The 50 centimos coin looks safe for the moment, its weight value being above the scrap value, but the bolivar coin looks like a very tempting indeed profit opportunity. I’m simplifying a bit, I’m not differentiating the bimetallic nature of the coin (a cupro nickel heart with a brass circlet, just treating it all as 70/30 cupro nickel) but this is still indicative. The scrap value of such cupro nickel is around $3.50 a lb, or some $7,700 a tonne. The one bolivar coin is 8 grammes, meaning 125,000 to a tonne. And the money value of one bolivar is 0.25 of a US cent. So, the value of one tonne of bolivar coins as money is 125,000 x 0.25 US cents or $312 dollars. The scrap value (roughly, recall) of those same coins is some $7,700.
A country really has come to something when robbing banks isn’t the way to make money. Instead, go and make change at the bank is. Swap paper money for metal money and make a 2,000 percent profit by melting it down.

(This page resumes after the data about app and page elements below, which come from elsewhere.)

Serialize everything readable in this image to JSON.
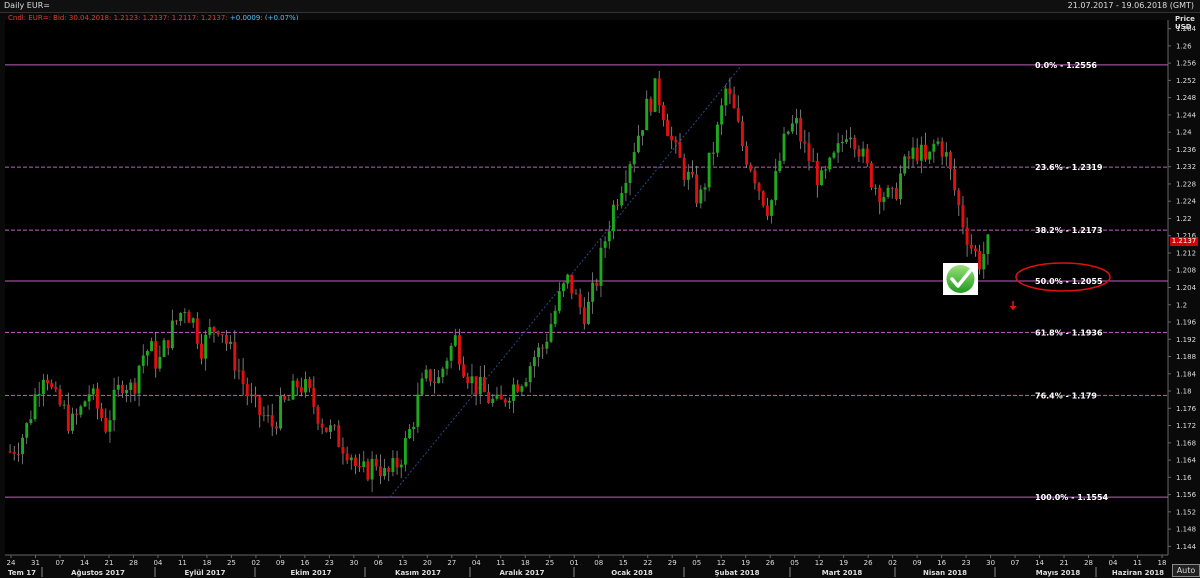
{
  "window": {
    "title": "Daily EUR=",
    "date_range": "21.07.2017 - 19.06.2018 (GMT)"
  },
  "info_bar": {
    "ohlc": "Cndl; EUR=; Bid; 30.04.2018; 1.2123; 1.2137; 1.2117; 1.2137;",
    "change": "+0.0009; (+0.07%)"
  },
  "y_axis_title_line1": "Price",
  "y_axis_title_line2": "USD",
  "last_price_label": "1.2137",
  "auto_button": "Auto",
  "colors": {
    "up": "#1fa81f",
    "down": "#e01010",
    "fib_line": "#c060c0",
    "background": "#000000"
  },
  "chart_data": {
    "type": "candlestick",
    "ylim": [
      1.142,
      1.266
    ],
    "y_ticks": [
      "1.264",
      "1.26",
      "1.256",
      "1.252",
      "1.248",
      "1.244",
      "1.24",
      "1.236",
      "1.232",
      "1.228",
      "1.224",
      "1.22",
      "1.216",
      "1.212",
      "1.208",
      "1.204",
      "1.2",
      "1.196",
      "1.192",
      "1.188",
      "1.184",
      "1.18",
      "1.176",
      "1.172",
      "1.168",
      "1.164",
      "1.16",
      "1.156",
      "1.152",
      "1.148",
      "1.144"
    ],
    "x_day_ticks": [
      "24",
      "31",
      "07",
      "14",
      "21",
      "28",
      "04",
      "11",
      "18",
      "25",
      "02",
      "09",
      "16",
      "23",
      "30",
      "06",
      "13",
      "20",
      "27",
      "04",
      "11",
      "18",
      "25",
      "01",
      "08",
      "15",
      "22",
      "29",
      "05",
      "12",
      "19",
      "26",
      "05",
      "12",
      "19",
      "26",
      "02",
      "09",
      "16",
      "23",
      "30",
      "07",
      "14",
      "21",
      "28",
      "04",
      "11",
      "18"
    ],
    "x_month_labels": [
      "Tem 17",
      "Ağustos 2017",
      "Eylül 2017",
      "Ekim 2017",
      "Kasım 2017",
      "Aralık 2017",
      "Ocak 2018",
      "Şubat 2018",
      "Mart 2018",
      "Nisan 2018",
      "Mayıs 2018",
      "Haziran 2018"
    ],
    "fibonacci": [
      {
        "level": "0.0%",
        "price": 1.2556,
        "label": "0.0% - 1.2556",
        "style": "solid"
      },
      {
        "level": "23.6%",
        "price": 1.2319,
        "label": "23.6% - 1.2319",
        "style": "dashed"
      },
      {
        "level": "38.2%",
        "price": 1.2173,
        "label": "38.2% - 1.2173",
        "style": "dashed"
      },
      {
        "level": "50.0%",
        "price": 1.2055,
        "label": "50.0% - 1.2055",
        "style": "solid"
      },
      {
        "level": "61.8%",
        "price": 1.1936,
        "label": "61.8% - 1.1936",
        "style": "dashed"
      },
      {
        "level": "76.4%",
        "price": 1.179,
        "label": "76.4% - 1.179",
        "style": "dashed"
      },
      {
        "level": "100.0%",
        "price": 1.1554,
        "label": "100.0% - 1.1554",
        "style": "solid"
      }
    ],
    "trendline": {
      "from_price": 1.1554,
      "to_price": 1.2556
    },
    "path_closes": [
      1.166,
      1.168,
      1.172,
      1.18,
      1.186,
      1.178,
      1.176,
      1.172,
      1.175,
      1.18,
      1.176,
      1.172,
      1.178,
      1.183,
      1.18,
      1.188,
      1.19,
      1.186,
      1.192,
      1.196,
      1.2,
      1.196,
      1.19,
      1.194,
      1.196,
      1.19,
      1.186,
      1.18,
      1.176,
      1.174,
      1.172,
      1.176,
      1.178,
      1.182,
      1.18,
      1.176,
      1.172,
      1.17,
      1.168,
      1.166,
      1.16,
      1.162,
      1.164,
      1.16,
      1.162,
      1.166,
      1.172,
      1.18,
      1.184,
      1.182,
      1.188,
      1.192,
      1.186,
      1.182,
      1.18,
      1.178,
      1.176,
      1.18,
      1.182,
      1.184,
      1.188,
      1.19,
      1.196,
      1.202,
      1.206,
      1.2,
      1.198,
      1.204,
      1.214,
      1.222,
      1.228,
      1.234,
      1.24,
      1.246,
      1.25,
      1.244,
      1.236,
      1.232,
      1.228,
      1.224,
      1.232,
      1.24,
      1.25,
      1.244,
      1.236,
      1.232,
      1.226,
      1.222,
      1.232,
      1.24,
      1.242,
      1.236,
      1.232,
      1.228,
      1.232,
      1.236,
      1.242,
      1.238,
      1.232,
      1.228,
      1.226,
      1.224,
      1.23,
      1.234,
      1.236,
      1.232,
      1.238,
      1.236,
      1.228,
      1.22,
      1.214,
      1.21,
      1.2137
    ]
  }
}
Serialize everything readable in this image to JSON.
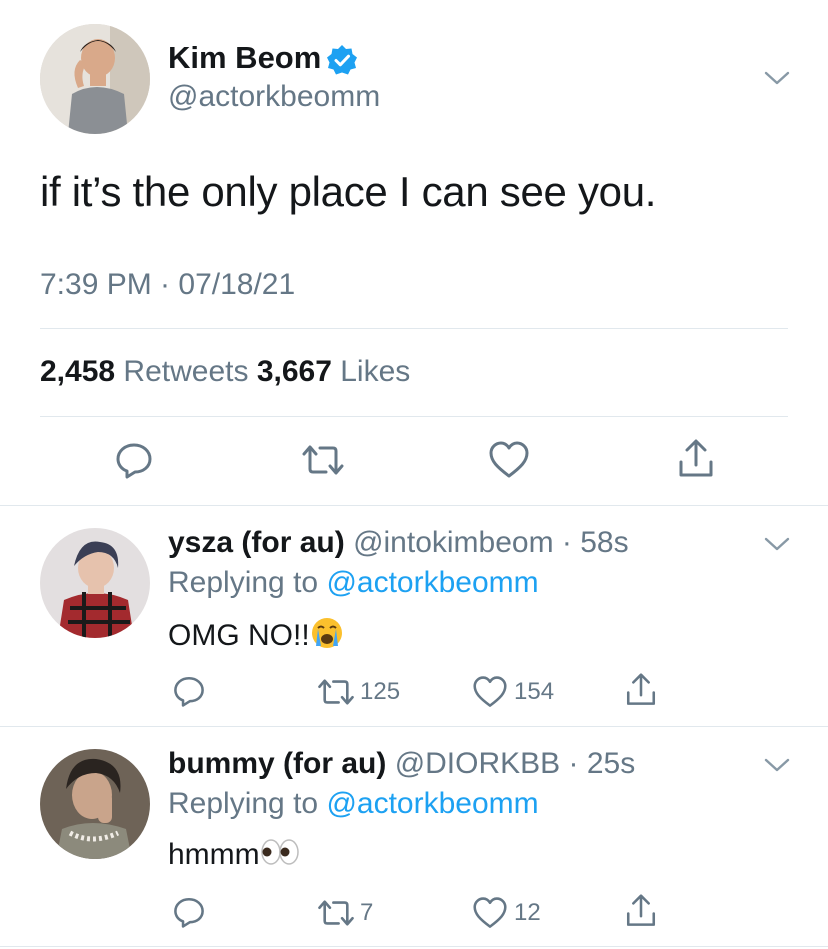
{
  "main_tweet": {
    "display_name": "Kim Beom",
    "verified": true,
    "handle": "@actorkbeomm",
    "text": "if it’s the only place I can see you.",
    "timestamp": "7:39 PM · 07/18/21",
    "retweets_count": "2,458",
    "retweets_label": "Retweets",
    "likes_count": "3,667",
    "likes_label": "Likes",
    "actions": [
      "reply-icon",
      "retweet-icon",
      "like-icon",
      "share-icon"
    ]
  },
  "replies": [
    {
      "display_name": "ysza (for au)",
      "meta": "@intokimbeom · 58s",
      "replying_prefix": "Replying to",
      "replying_to": "@actorkbeomm",
      "text": "OMG NO!!",
      "emoji": "loudly-crying-face",
      "retweet_count": "125",
      "like_count": "154"
    },
    {
      "display_name": "bummy (for au)",
      "meta": "@DIORKBB · 25s",
      "replying_prefix": "Replying to",
      "replying_to": "@actorkbeomm",
      "text": "hmmm",
      "emoji": "eyes",
      "retweet_count": "7",
      "like_count": "12"
    }
  ],
  "colors": {
    "text_primary": "#14171a",
    "text_secondary": "#657786",
    "link": "#1da1f2",
    "divider": "#e1e8ed",
    "verified_badge": "#1da1f2"
  }
}
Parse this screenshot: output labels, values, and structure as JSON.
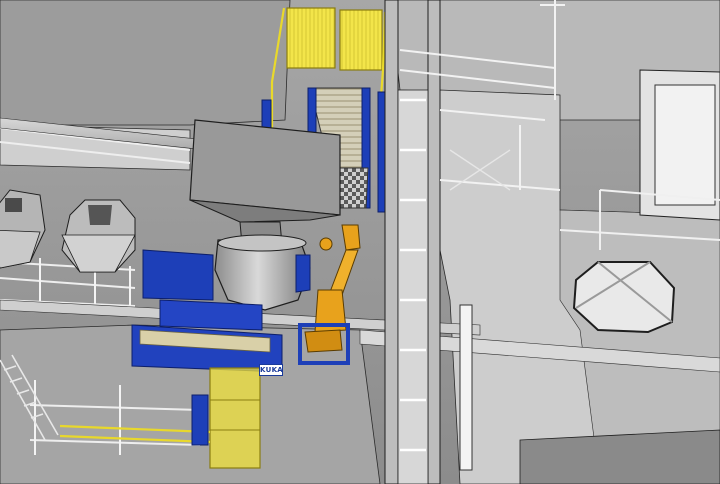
{
  "scene": {
    "colors": {
      "structure_light": "#cfcfcf",
      "structure_mid": "#a9a9a9",
      "structure_dark": "#6e6e6e",
      "equipment_blue": "#1d3fb8",
      "safety_yellow": "#f0e23a",
      "robot_orange": "#e8a21c",
      "outline": "#1e1e1e"
    },
    "equipment_plate_label": "KUKA"
  }
}
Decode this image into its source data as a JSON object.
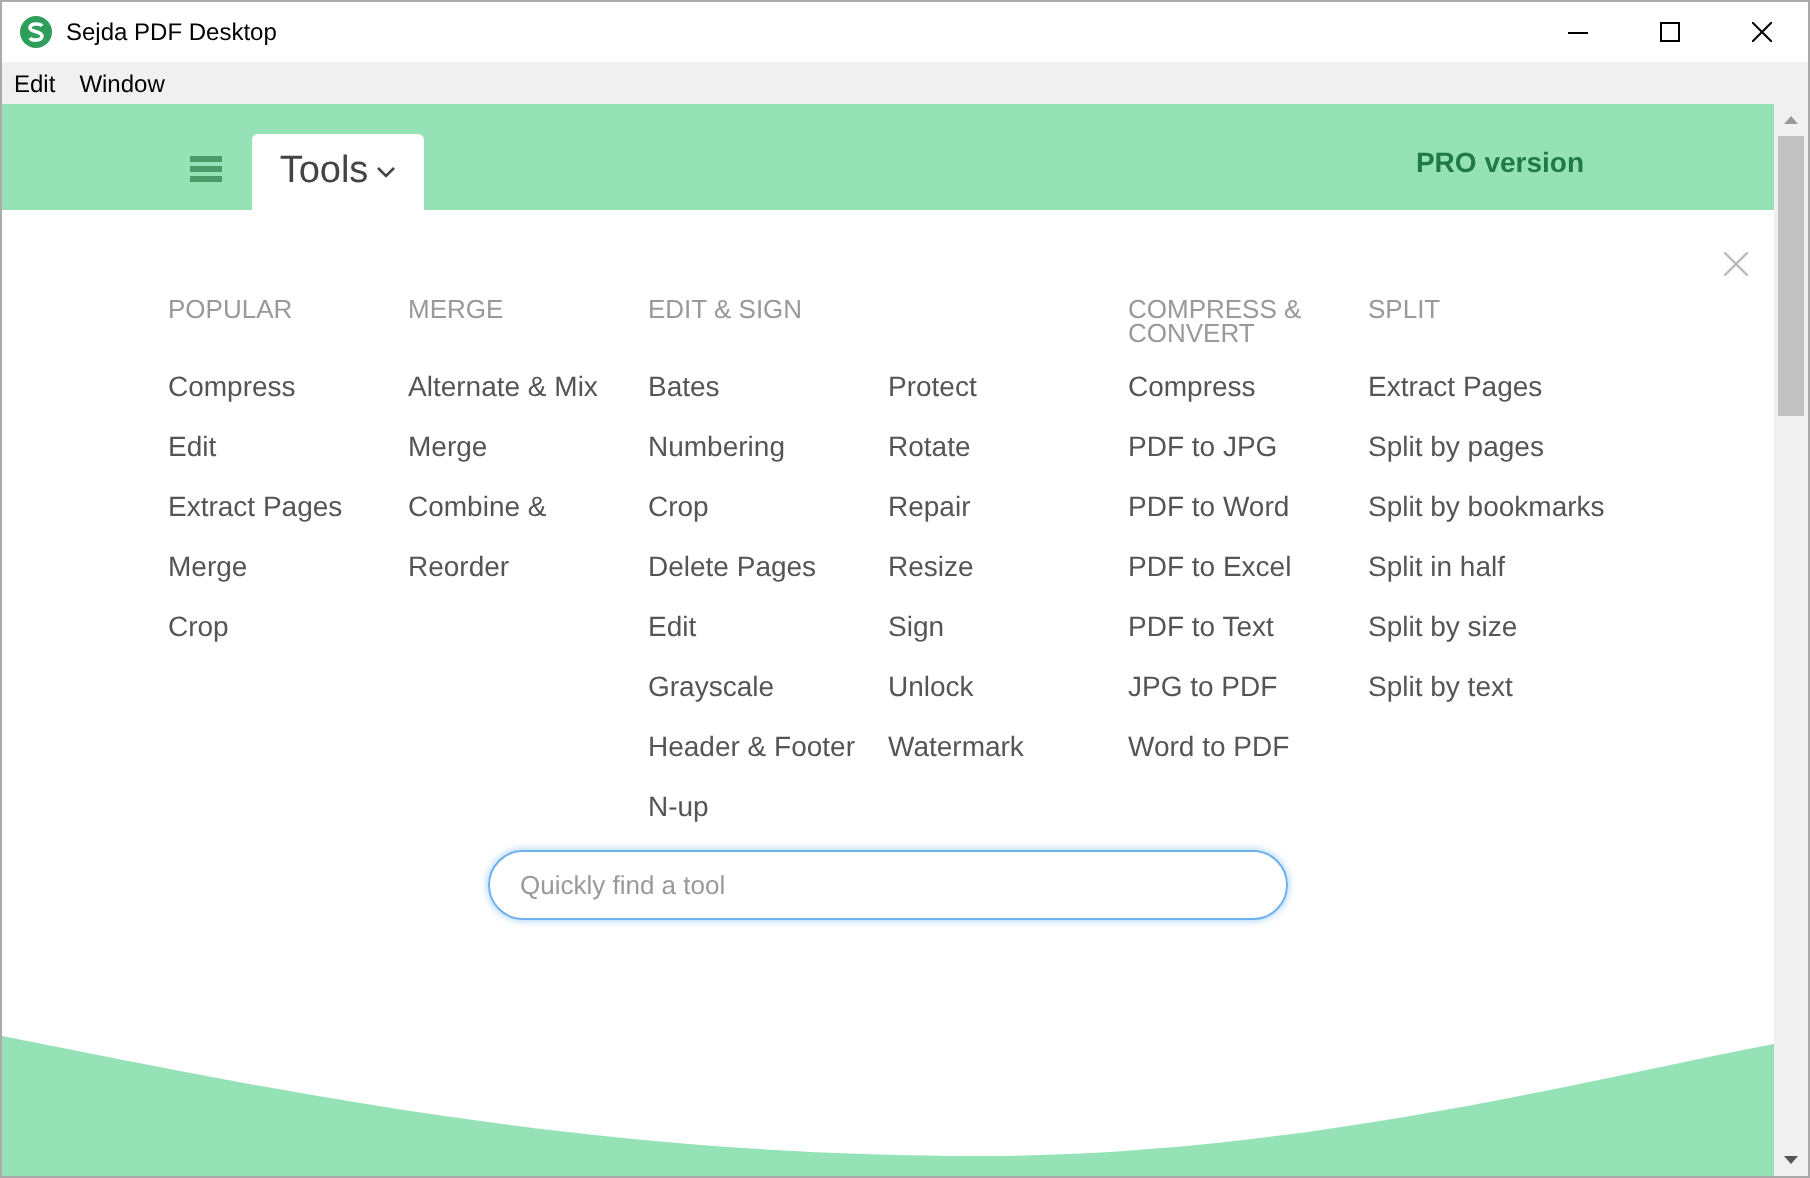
{
  "window": {
    "title": "Sejda PDF Desktop"
  },
  "menu": [
    "Edit",
    "Window"
  ],
  "header": {
    "tab": "Tools",
    "pro_link": "PRO version"
  },
  "groups": [
    {
      "heading": "POPULAR",
      "columns": [
        [
          "Compress",
          "Edit",
          "Extract Pages",
          "Merge",
          "Crop"
        ]
      ]
    },
    {
      "heading": "MERGE",
      "columns": [
        [
          "Alternate & Mix",
          "Merge",
          "Combine &",
          "Reorder"
        ]
      ]
    },
    {
      "heading": "EDIT & SIGN",
      "columns": [
        [
          "Bates",
          "Numbering",
          "Crop",
          "Delete Pages",
          "Edit",
          "Grayscale",
          "Header & Footer",
          "N-up"
        ],
        [
          "Protect",
          "Rotate",
          "Repair",
          "Resize",
          "Sign",
          "Unlock",
          "Watermark"
        ]
      ]
    },
    {
      "heading": "COMPRESS & CONVERT",
      "columns": [
        [
          "Compress",
          "PDF to JPG",
          "PDF to Word",
          "PDF to Excel",
          "PDF to Text",
          "JPG to PDF",
          "Word to PDF"
        ]
      ]
    },
    {
      "heading": "SPLIT",
      "columns": [
        [
          "Extract Pages",
          "Split by pages",
          "Split by bookmarks",
          "Split in half",
          "Split by size",
          "Split by text"
        ]
      ]
    }
  ],
  "search": {
    "placeholder": "Quickly find a tool"
  }
}
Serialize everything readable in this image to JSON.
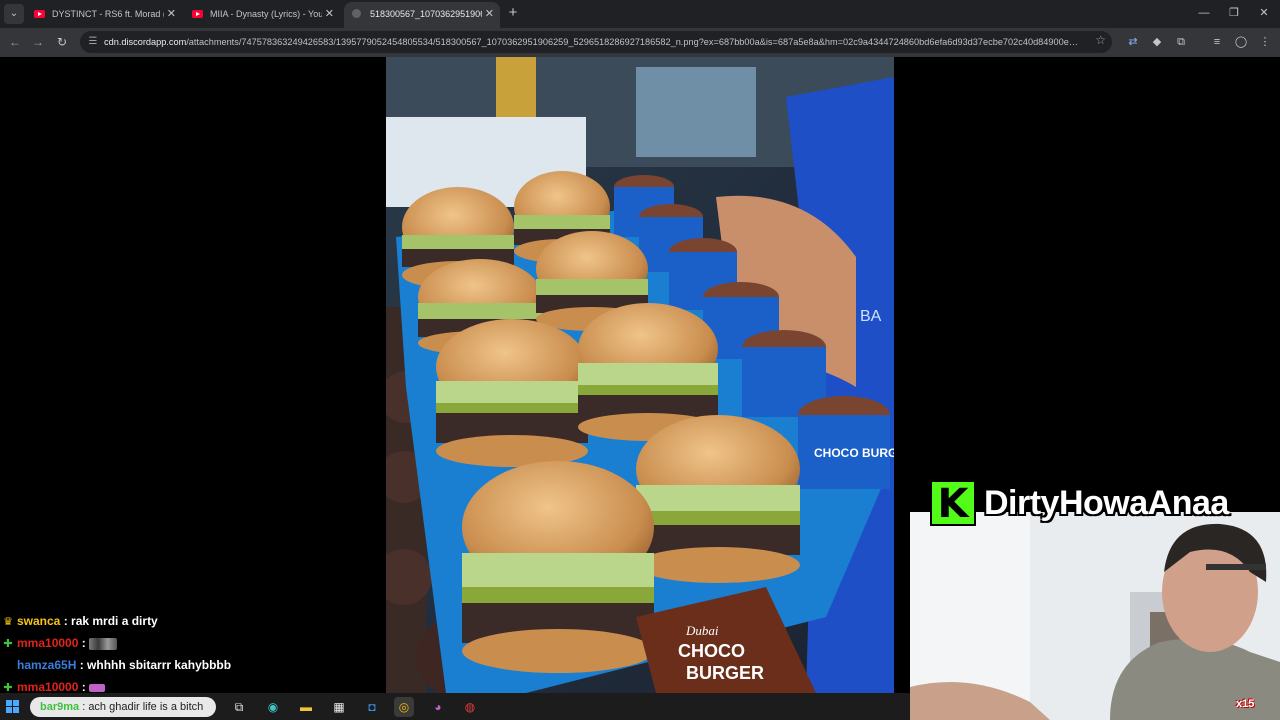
{
  "browser": {
    "tabs": [
      {
        "title": "DYSTINCT - RS6 ft. Morad (Official",
        "icon": "youtube-icon",
        "active": false
      },
      {
        "title": "MIIA - Dynasty (Lyrics) - YouTube",
        "icon": "youtube-icon",
        "active": false
      },
      {
        "title": "518300567_1070362951906259",
        "icon": "globe-icon",
        "active": true
      }
    ],
    "url_host": "cdn.discordapp.com",
    "url_path": "/attachments/747578363249426583/1395779052454805534/518300567_1070362951906259_5296518286927186582_n.png?ex=687bb00a&is=687a5e8a&hm=02c9a4344724860bd6efa6d93d37ecbe702c40d84900e64..."
  },
  "chat": [
    {
      "badge": "crown",
      "user": "swanca",
      "text": "rak mrdi a dirty",
      "color": "u1",
      "emote": false
    },
    {
      "badge": "diamond",
      "user": "mma10000",
      "text": "",
      "color": "u2",
      "emote": true
    },
    {
      "badge": "",
      "user": "hamza65H",
      "text": "whhhh sbitarrr kahybbbb",
      "color": "u3",
      "emote": false
    },
    {
      "badge": "diamond",
      "user": "mma10000",
      "text": "",
      "color": "u2",
      "emote": true,
      "emote_small": true
    },
    {
      "badge": "diamond",
      "user": "bar9ma",
      "text": "ach ghadir  life is a bitch",
      "color": "u4",
      "emote": false
    }
  ],
  "overlay": {
    "brand_letter": "K",
    "streamer_name": "DirtyHowaAnaa",
    "watermark": "x15"
  },
  "photo": {
    "cup_label": "CHOCO BURGER",
    "box_text_1": "Dubai",
    "box_text_2": "CHOCO",
    "box_text_3": "BURGER",
    "apron_text": "BA"
  },
  "colors": {
    "kick_green": "#53fc18",
    "tab_bg": "#202124",
    "toolbar_bg": "#35363a"
  }
}
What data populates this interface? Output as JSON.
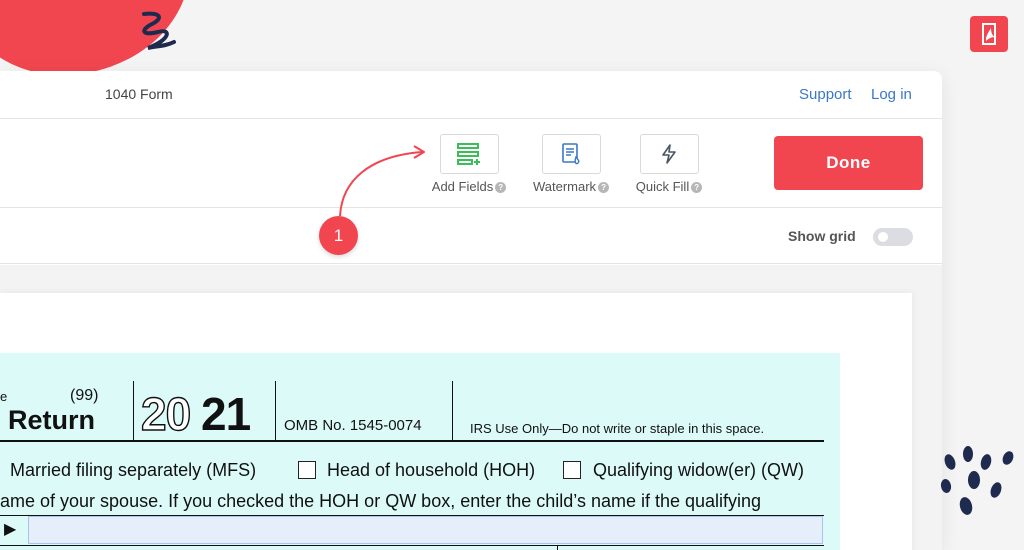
{
  "document": {
    "title": "1040 Form"
  },
  "nav": {
    "support_label": "Support",
    "login_label": "Log in"
  },
  "toolbar": {
    "tools": [
      {
        "label": "Add Fields",
        "icon": "add-fields-icon"
      },
      {
        "label": "Watermark",
        "icon": "watermark-icon"
      },
      {
        "label": "Quick Fill",
        "icon": "lightning-icon"
      }
    ],
    "help_glyph": "?",
    "done_label": "Done"
  },
  "grid": {
    "label": "Show grid",
    "enabled": false
  },
  "annotation": {
    "step_number": "1"
  },
  "form": {
    "cut_label": "e",
    "code": "(99)",
    "return_label": "Return",
    "year_outline": "20",
    "year_bold": "21",
    "omb": "OMB No. 1545-0074",
    "irs_note": "IRS Use Only—Do not write or staple in this space.",
    "filing_mfs": "Married filing separately (MFS)",
    "filing_hoh": "Head of household (HOH)",
    "filing_qw": "Qualifying widow(er) (QW)",
    "spouse_line": "ame of your spouse. If you checked the HOH or QW box, enter the child’s name if the qualifying",
    "pointer_glyph": "▶"
  },
  "colors": {
    "accent": "#f1464f",
    "link": "#3a78c4",
    "form_bg": "#dcfbf8",
    "field_bg": "#e6eefb",
    "add_fields_green": "#3bbd57"
  }
}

There’s something called Gresham’s law, bad money drives out good. And my prediction here would be that there’s going to be a terrible shortage of bolivar coins real soon now in Venezuela, if there isn’t already. Because people aren’t dumb, if this hasn’t been worked out already locally then it soon will be. And that good money, the stuff worth more as metal than as money, will disappear into the furnaces and the bad money, the paper and ink, will replace it.
Public policy comes in two flavours here. The first being that obviously the Venezuelan government should stop making at least the bolivar coins, if they haven’t already. Whether they have or not would be a very interesting test of the basic competence of that government. Turning $7,000 worth of metal into $300 worth of coins just doesn’t look like something sensible people would do. So, if they are doing it then we’ve a guide to their good sense: if they’ve already stopped then a guide to the fact that at least someone inside that structure has some good sense.
The second is that when this sort of situation exists we can be very certain that there’s been some appalling public policy in the recent past. Because recall what actually happens here. You can walk into a bank in Venezuela with $300 worth of banknotes and someone will give you $7,000 worth of metal. Assuming they will make change for you, of course. And who would rob banks when this is true, when such profits are available entirely legally?
Another way of putting this is that the Venezuelan government is managing to subtract value from copper and nickel by turning it into money. That doesn’t bode well for their other public policies, does it?